In the past, alcohol and drug use were considered to be big city issues because of the large populations and the easy access to alcohol in major metropolitan areas. The U.S. National Institute of Health states that inner-city adolescents are more likely to drink alcohol or use drugs because of the following:

  • High exposure to violence
  • Peer and community involvement with alcohol and drugs
  • Limited protective factors
  • Limited public awareness, education and prevention efforts for substance abuse
  • Greater exposure to emotional and behavioral problems
  • Poorer education systems
  • Gang-affiliated minorities and higher rates of violent crimes
  • Wide availability of alcohol

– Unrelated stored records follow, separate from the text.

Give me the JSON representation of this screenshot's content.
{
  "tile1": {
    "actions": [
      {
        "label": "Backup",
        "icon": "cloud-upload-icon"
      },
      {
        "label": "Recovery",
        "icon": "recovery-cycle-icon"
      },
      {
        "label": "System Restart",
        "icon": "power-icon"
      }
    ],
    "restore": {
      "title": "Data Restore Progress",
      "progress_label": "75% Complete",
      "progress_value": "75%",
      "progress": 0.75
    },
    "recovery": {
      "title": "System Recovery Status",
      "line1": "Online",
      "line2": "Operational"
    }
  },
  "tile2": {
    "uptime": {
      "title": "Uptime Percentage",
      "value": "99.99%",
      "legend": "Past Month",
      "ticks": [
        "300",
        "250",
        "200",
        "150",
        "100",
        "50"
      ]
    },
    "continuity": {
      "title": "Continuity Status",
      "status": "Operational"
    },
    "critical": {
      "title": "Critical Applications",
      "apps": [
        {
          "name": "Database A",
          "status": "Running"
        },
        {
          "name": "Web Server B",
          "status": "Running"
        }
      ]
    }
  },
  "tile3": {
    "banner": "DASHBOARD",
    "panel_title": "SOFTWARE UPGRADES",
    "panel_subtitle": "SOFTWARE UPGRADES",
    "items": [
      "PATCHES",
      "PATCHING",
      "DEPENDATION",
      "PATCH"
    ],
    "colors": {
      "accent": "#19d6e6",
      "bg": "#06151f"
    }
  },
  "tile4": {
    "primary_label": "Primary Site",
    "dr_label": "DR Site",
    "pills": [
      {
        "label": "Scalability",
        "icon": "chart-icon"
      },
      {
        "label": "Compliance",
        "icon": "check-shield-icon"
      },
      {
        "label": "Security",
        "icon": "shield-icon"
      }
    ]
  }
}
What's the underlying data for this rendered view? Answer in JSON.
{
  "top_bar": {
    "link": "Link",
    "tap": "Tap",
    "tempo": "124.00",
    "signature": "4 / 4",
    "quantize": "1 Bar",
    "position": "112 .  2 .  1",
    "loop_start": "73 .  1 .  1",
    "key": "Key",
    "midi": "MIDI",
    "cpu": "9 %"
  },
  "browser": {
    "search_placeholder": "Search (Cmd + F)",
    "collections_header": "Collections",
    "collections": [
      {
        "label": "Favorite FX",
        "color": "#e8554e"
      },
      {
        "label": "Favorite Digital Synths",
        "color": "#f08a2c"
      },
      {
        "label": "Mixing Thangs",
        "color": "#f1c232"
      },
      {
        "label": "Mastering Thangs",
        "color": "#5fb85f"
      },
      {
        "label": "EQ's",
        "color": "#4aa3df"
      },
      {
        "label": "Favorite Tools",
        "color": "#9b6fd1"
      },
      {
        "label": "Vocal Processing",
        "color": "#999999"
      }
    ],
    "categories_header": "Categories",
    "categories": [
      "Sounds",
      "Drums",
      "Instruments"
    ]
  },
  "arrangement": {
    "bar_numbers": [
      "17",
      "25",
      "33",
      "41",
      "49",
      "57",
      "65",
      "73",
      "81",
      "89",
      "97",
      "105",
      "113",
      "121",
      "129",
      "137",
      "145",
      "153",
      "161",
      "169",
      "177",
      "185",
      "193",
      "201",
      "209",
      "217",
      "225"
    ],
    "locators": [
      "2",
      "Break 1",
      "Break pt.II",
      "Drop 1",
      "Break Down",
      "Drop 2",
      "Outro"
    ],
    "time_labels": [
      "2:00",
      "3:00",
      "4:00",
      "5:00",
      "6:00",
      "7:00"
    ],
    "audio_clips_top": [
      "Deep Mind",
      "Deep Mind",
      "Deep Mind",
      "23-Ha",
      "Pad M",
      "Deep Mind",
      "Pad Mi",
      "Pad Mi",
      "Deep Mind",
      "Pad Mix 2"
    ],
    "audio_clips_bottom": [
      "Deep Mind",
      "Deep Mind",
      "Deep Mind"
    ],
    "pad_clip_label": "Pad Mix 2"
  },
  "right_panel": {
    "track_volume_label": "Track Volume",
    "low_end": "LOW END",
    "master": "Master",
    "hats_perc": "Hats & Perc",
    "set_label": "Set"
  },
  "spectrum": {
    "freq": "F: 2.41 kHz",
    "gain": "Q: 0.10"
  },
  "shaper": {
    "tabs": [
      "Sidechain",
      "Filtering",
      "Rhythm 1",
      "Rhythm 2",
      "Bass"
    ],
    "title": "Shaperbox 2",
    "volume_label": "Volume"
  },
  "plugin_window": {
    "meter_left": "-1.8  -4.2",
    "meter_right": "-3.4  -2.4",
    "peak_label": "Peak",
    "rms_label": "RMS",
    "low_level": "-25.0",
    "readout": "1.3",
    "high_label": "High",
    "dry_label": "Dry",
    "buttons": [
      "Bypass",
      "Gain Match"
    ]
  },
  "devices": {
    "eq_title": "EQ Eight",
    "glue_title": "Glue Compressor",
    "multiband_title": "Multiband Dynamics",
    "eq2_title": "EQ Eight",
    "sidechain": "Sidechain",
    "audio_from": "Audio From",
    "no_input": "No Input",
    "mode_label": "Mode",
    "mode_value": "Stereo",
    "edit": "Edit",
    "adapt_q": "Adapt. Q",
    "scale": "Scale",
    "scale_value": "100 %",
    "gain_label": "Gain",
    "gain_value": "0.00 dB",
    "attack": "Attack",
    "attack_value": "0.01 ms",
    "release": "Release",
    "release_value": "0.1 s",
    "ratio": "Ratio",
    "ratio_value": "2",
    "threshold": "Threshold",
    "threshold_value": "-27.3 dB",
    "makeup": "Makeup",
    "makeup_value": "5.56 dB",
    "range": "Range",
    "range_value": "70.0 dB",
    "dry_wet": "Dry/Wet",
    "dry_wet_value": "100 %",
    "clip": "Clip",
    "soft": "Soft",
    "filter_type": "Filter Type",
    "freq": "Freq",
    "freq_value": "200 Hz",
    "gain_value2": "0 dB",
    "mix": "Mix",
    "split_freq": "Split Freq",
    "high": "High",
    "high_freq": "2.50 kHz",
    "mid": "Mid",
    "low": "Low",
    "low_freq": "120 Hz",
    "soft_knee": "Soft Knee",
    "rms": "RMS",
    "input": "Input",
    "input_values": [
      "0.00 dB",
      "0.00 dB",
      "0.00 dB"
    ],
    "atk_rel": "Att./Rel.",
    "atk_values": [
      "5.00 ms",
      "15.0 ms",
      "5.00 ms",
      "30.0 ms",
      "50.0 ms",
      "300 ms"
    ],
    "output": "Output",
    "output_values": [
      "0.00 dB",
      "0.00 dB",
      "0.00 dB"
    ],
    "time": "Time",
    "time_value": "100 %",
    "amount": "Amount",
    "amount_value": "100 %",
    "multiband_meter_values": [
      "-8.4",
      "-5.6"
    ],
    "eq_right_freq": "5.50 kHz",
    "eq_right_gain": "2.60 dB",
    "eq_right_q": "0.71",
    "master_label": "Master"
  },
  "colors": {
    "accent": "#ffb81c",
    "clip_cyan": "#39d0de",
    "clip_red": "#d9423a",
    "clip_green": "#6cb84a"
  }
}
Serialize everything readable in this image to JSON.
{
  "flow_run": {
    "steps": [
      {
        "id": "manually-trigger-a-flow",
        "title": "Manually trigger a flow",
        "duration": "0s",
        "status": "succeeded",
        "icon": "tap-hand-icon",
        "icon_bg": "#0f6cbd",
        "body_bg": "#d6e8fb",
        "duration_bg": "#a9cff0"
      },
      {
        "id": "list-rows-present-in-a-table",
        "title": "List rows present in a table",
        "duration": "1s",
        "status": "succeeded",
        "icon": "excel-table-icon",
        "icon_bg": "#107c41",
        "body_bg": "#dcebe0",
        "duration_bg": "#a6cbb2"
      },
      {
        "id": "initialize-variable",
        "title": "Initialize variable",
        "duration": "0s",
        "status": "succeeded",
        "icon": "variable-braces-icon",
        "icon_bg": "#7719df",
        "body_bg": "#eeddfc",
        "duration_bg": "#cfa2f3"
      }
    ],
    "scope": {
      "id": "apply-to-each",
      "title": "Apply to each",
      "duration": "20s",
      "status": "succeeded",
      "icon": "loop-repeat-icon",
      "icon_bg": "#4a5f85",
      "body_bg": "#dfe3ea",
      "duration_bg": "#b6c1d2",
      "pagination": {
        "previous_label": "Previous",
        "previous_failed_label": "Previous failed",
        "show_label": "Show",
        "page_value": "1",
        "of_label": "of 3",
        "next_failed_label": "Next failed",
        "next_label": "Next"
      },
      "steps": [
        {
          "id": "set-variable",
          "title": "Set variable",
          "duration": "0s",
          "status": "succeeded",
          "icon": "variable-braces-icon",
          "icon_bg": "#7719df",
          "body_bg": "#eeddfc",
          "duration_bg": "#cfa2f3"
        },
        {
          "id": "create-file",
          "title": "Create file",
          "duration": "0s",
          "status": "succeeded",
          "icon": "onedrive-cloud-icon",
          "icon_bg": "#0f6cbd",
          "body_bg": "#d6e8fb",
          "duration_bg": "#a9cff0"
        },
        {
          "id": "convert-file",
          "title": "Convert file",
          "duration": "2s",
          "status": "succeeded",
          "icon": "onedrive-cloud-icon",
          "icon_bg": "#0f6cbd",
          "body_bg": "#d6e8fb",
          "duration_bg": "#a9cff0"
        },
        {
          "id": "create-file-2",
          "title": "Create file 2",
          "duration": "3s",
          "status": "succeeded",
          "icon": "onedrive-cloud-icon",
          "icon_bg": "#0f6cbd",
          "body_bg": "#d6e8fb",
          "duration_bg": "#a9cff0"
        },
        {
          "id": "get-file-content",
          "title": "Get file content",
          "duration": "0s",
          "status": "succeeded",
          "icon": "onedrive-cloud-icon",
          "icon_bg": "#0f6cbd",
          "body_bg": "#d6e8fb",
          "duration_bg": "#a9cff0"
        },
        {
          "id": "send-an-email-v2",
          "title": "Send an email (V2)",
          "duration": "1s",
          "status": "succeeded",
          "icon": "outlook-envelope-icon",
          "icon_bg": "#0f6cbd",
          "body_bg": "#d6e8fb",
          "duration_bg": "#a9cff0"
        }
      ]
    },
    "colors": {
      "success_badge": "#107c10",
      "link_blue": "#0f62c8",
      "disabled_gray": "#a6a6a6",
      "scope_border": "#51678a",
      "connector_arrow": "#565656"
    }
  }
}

The inner city, which describes the central area of a major city or metropolis, is also associated with heavy alcohol use or problem drinking because these areas frequently consist of impoverished and old neighborhoods, low-income housing, unemployment, underemployment, crime, minorities and a dense population.

Treatment Challenges for Inner-City Alcohol Use

While urban and metropolitan areas have higher treatment admission rates than rural areas, finding treatment for those living in the inner city has continued to be a challenge. There are resources for treatment available, but the same issues that contribute to problem drinking in the first place, including poverty, lack of education and poor peer and community influence, also prevent treatment.

Big cities and areas close to big cities have more resources available for treatment and recovery than rural areas. However, people living in inner-city neighborhoods are not educated on the dangers and risks of substance abuse and addiction, nor are they as aware of their opportunities for treatment and recovery as those in other geographic regions. Even individuals living in inner-city areas who want to get help for a drinking problem are unlikely to because they believe they cannot afford it financially or cannot leave their family or job to complete rehab. When alcohol use is so embedded in a community or region, it is hard for its population to view drinking as anything but “normal.”

Help Finding Alcohol Rehab and Treatment

People of all demographics are susceptible to problems with alcohol use, which is why rehab and treatment options must be available to people everywhere. If you need support ending your alcohol use or addiction, we can help you find the treatment that will work for you and your situation. Our recovery professionals are available 24 hours a day to speak with you about your options for rehab treatment. Whether you have questions, need information or are ready to find treatment programs and facilities right now, we can help. Call our toll-free helpline now.